── Task material ──

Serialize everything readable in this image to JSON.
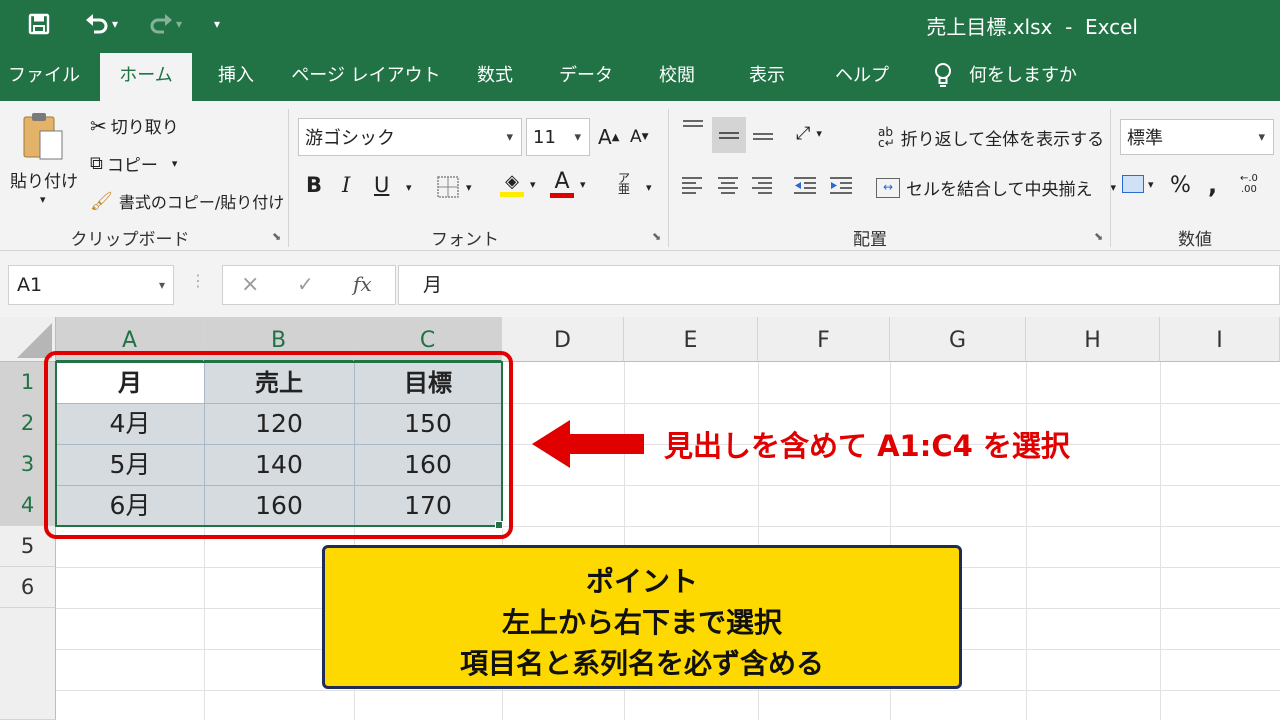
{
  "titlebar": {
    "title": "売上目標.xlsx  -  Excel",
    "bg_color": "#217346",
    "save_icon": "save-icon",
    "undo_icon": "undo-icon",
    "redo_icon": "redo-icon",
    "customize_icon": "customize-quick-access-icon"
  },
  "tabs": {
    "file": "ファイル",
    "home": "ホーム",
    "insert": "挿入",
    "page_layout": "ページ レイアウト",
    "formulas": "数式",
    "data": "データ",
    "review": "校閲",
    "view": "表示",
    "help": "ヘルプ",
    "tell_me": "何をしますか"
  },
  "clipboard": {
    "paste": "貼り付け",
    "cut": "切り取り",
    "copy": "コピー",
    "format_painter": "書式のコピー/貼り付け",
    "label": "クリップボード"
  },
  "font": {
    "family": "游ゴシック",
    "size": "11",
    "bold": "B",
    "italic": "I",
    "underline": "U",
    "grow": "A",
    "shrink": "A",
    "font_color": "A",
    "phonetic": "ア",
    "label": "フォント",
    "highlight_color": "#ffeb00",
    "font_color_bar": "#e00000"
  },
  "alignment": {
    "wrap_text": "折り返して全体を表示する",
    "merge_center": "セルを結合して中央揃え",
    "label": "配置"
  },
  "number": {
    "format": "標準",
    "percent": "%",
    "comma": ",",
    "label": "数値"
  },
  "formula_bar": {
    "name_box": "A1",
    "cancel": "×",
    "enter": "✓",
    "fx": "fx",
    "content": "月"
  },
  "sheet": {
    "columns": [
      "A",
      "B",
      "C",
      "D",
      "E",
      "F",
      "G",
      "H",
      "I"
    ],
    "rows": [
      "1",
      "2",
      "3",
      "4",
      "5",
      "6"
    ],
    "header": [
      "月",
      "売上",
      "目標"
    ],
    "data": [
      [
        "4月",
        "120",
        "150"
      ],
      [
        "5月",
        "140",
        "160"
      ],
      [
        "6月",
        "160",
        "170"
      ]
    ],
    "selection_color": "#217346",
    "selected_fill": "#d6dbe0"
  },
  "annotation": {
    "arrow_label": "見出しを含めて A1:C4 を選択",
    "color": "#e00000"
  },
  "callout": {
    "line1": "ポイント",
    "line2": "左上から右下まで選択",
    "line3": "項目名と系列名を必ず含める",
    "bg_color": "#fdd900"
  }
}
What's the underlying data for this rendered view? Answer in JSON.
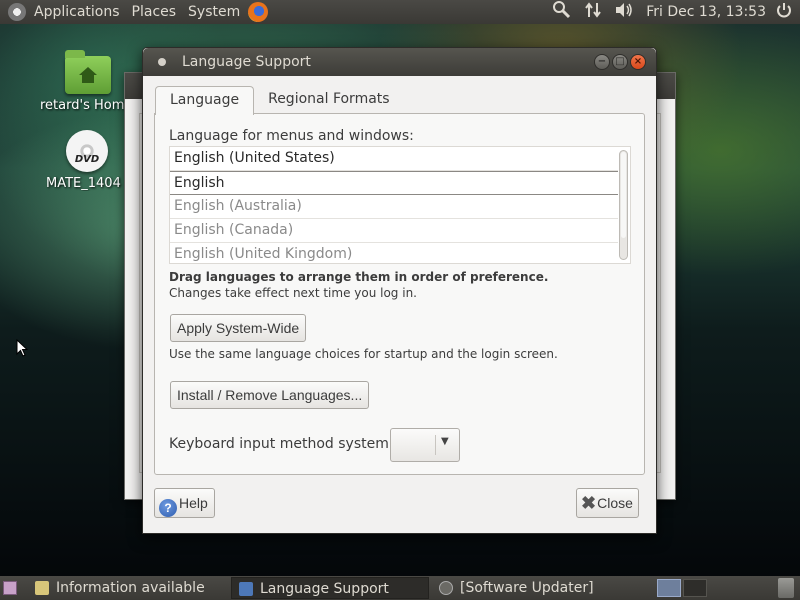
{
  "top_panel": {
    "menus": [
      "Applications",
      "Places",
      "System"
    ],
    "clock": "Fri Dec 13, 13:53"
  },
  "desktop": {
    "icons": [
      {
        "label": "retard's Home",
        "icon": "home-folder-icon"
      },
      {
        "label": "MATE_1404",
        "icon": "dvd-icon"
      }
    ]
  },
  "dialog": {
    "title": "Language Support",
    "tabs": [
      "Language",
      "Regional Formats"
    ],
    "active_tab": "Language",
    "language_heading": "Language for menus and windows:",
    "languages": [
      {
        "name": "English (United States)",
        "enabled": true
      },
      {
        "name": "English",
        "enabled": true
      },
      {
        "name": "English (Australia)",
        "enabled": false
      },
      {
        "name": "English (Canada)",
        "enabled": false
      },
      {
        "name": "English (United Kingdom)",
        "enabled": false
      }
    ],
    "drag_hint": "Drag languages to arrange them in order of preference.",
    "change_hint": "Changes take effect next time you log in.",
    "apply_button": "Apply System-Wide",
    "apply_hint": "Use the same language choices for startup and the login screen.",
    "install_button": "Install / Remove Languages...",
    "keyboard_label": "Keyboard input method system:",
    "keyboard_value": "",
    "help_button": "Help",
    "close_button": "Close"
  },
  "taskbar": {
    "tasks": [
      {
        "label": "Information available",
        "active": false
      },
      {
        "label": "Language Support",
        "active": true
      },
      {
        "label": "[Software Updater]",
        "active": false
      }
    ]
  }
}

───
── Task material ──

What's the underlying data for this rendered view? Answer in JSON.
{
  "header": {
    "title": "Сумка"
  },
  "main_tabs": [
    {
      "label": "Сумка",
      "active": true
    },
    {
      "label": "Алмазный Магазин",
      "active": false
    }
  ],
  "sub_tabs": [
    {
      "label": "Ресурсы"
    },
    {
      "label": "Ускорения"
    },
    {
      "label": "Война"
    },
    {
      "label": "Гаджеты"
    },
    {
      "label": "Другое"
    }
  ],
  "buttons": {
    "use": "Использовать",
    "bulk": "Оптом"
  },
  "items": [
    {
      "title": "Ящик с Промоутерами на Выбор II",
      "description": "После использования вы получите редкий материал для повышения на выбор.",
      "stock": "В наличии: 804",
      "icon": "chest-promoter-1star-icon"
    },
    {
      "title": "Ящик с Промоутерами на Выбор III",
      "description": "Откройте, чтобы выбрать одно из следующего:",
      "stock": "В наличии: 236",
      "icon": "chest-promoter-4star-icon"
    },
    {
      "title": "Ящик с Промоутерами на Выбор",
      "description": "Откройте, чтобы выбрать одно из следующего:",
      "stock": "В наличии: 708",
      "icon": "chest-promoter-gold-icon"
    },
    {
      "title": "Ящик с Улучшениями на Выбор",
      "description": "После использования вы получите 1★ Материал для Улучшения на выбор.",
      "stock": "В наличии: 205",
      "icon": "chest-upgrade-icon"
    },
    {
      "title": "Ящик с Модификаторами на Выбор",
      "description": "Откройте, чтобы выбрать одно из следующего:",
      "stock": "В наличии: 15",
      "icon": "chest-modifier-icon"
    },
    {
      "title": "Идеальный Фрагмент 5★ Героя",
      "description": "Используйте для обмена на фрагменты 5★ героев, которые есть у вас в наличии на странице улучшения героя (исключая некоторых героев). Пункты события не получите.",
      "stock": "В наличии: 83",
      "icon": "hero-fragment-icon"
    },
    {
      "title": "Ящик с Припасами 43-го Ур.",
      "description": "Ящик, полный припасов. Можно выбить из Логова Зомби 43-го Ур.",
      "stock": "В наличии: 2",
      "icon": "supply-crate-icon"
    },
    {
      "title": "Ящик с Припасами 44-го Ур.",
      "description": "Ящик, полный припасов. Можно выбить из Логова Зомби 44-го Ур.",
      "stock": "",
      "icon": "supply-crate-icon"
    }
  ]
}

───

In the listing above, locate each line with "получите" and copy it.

*Task result*
      "description": "После использования вы получите редкий материал для повышения на выбор.",
      "description": "После использования вы получите 1★ Материал для Улучшения на выбор.",
      "description": "Используйте для обмена на фрагменты 5★ героев, которые есть у вас в наличии на странице улучшения героя (исключая некоторых героев). Пункты события не получите.",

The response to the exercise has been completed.